Notwithstanding the latest salary war among prominent law firms, I urge my middle-aged and older colleagues to help the recent graduates we know focus on the long term. Even if the salary is the same, there is a big difference between an institutional firm and the relatively younger firms matching BigLaw, says J.B. Heaton, a University of Chicago business law fellow and former partner at Bartlit Beck.
Law professor Nathalie Martin's new book, "Lawyering From the Inside Out: Learning Professional Development Through Mindfulness and Emotional Intelligence," can be of value to any lawyer aiming to achieve greater productivity, relieve the stress of the legal profession and focus on goals, says U.S. District Chief Judge Denise Page Hood of the Eastern District of Michigan.
The U.S. Court of Federal Claims' decision in Acetris Health v. U.S. is important to all suppliers of products to the government because it interprets the interplay of the Buy American Act and Trade Agreements Act in contracts subject to the trade agreements clause, say Stephen Ruscus and Donna Lee Yesner of Morgan Lewis & Bockius LLP.
The blockbuster e-discovery cases, with big sanctions and bigger controversies, have been few and far between this year. But that doesn’t mean the legal questions around e-discovery have been answered. Let’s take a closer look at three cases worthy of our attention, says Casey Sullivan, an attorney at discovery technology provider Logikcull.
Later this week, Harvard Law students will begin bidding on interview slots with the nation’s top law firms. Our institutions owe it to their students not only to require firms to disclose mandatory arbitration provisions in new associate contracts, but also to bar employers from on-campus recruiting if they require these provisions, says Isabel Finley, a third-year student at Harvard Law School and president of the Harvard Women’s Law Association.
Many legal teams involved in cross-border matters still hesitate to use technology assisted review, questioning its ability to handle non-English document collections. However, with the proper expertise, modern TAR can be used with any language, including challenging Asian languages, say John Tredennick and David Sannar of Catalyst Repository Systems.
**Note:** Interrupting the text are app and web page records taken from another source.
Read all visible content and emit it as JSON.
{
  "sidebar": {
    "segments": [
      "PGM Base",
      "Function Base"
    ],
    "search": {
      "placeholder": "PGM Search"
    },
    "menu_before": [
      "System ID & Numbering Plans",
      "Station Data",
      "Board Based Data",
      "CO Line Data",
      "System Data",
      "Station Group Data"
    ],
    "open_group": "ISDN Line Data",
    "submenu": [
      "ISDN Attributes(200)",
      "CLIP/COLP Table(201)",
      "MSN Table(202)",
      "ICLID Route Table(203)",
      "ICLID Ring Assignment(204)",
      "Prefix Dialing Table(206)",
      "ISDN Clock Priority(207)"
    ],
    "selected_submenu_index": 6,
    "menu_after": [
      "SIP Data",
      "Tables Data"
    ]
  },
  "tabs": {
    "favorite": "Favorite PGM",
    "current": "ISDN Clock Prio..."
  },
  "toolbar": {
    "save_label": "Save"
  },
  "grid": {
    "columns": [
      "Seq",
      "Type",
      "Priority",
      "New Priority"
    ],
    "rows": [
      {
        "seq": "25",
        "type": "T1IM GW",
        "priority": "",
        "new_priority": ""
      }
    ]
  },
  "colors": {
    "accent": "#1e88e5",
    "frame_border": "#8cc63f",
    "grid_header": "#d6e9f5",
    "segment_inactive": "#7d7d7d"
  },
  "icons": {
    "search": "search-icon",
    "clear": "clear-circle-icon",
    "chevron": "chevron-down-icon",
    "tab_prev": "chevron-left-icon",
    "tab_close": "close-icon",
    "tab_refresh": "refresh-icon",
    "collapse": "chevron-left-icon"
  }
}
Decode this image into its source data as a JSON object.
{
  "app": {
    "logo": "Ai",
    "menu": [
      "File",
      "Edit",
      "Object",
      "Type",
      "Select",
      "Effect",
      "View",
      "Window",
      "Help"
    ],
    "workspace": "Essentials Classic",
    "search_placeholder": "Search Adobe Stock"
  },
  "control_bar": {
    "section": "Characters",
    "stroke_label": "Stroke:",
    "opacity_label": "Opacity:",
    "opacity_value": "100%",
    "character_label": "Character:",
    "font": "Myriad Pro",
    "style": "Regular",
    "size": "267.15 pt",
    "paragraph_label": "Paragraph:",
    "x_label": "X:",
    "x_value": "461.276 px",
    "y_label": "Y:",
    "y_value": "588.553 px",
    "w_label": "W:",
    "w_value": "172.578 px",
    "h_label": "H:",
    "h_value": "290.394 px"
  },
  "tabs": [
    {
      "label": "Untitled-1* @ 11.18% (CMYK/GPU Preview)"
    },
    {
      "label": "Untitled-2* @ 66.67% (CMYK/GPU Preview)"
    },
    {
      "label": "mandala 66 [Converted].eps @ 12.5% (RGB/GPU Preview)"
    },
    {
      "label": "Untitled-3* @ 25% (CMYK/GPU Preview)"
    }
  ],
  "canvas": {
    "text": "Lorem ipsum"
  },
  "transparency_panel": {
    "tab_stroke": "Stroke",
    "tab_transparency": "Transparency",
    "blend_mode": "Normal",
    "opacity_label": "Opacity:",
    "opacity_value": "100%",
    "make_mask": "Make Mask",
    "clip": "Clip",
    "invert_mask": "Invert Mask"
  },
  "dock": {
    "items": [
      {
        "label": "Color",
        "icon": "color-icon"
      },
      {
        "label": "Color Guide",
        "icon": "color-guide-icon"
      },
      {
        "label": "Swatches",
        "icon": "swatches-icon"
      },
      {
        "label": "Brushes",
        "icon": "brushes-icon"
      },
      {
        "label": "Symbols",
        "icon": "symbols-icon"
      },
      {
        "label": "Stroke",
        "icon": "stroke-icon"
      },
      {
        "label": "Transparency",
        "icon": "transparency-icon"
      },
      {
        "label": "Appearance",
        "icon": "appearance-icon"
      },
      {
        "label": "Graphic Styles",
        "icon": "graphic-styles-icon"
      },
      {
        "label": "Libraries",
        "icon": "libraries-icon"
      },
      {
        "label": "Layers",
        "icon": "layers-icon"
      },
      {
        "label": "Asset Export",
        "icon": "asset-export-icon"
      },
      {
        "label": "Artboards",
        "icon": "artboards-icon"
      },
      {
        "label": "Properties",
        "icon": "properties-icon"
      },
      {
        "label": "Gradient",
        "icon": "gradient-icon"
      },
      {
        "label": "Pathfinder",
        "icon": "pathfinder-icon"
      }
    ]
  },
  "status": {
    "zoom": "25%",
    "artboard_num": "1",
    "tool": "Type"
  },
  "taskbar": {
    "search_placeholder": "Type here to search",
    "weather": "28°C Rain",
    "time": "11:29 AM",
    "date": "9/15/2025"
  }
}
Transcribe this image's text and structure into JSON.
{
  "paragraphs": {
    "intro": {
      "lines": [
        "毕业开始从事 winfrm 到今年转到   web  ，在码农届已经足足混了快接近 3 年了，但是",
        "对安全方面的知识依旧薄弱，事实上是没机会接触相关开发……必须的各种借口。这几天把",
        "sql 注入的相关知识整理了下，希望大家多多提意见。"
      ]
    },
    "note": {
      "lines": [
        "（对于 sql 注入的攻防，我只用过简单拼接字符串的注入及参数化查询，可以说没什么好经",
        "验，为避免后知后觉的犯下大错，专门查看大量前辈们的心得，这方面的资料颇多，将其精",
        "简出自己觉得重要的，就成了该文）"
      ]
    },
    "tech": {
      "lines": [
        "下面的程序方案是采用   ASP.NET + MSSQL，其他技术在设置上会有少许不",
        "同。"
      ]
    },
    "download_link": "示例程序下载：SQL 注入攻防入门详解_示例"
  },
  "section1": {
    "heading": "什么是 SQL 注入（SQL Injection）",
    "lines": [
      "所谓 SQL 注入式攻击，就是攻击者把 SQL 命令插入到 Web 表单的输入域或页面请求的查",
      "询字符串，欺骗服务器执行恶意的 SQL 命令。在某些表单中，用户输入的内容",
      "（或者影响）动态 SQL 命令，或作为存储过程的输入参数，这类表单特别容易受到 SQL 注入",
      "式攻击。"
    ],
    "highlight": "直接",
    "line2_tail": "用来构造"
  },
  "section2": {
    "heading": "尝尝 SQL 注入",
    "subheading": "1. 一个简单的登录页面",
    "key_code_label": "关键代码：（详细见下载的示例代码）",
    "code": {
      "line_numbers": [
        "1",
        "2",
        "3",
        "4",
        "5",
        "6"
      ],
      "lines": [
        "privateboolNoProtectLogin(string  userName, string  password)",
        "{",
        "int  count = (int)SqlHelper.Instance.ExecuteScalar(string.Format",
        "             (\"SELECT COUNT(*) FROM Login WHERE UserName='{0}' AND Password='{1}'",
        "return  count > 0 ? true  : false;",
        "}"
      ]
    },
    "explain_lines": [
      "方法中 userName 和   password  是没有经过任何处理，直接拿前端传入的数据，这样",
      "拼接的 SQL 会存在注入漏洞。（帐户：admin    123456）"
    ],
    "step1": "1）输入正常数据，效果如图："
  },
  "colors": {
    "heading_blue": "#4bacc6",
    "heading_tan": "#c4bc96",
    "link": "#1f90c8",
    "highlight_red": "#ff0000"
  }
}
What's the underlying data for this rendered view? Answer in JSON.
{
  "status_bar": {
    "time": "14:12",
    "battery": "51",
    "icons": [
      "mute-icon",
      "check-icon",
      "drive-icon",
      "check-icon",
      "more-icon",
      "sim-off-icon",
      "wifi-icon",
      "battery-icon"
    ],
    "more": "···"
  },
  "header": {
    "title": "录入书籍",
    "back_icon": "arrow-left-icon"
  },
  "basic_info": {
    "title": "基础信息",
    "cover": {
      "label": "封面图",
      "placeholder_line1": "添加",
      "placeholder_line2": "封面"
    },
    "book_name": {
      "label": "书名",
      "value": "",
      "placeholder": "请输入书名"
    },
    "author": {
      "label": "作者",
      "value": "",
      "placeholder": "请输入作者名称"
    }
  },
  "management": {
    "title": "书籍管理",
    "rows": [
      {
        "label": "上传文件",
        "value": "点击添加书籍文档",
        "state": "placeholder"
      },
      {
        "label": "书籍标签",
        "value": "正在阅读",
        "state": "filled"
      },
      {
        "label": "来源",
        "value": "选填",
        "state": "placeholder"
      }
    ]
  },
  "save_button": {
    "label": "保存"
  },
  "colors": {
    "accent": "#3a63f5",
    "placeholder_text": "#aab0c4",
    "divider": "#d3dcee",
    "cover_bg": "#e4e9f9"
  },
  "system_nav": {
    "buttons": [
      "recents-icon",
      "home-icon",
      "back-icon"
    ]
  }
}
With tariffs against some $250 billion of Chinese goods taking effect Friday, U.S. companies that do business with China are wondering what happens next. While China is the more export-dependent country, it is unlikely to face the sort of industry protests and lobbying aimed at the Trump administration in opposition of the tariffs, says Mark Ludwikowski of Clark Hill PLC.
The “commercial scale” threshold for intellectual property-related criminal offenses appears in important international agreements. However, there has not been a consensus on the understanding of the term, which leaves a wide and opaque margin for interpretation by countries, judges and lawyers, say Tran Manh Hung and Hoang Ngoc Quan of Baker McKenzie.
The long-running litigation related to Siemens’ 2008 Foreign Corrupt Practices Act plea agreement, and a D.C. federal court’s recent decision, highlight the complexity of determining whether sensitive information that companies provide to compliance monitors is exempt from disclosure under the Freedom of Information Act, say attorneys with Cleary Gottlieb Steen & Hamilton LLP.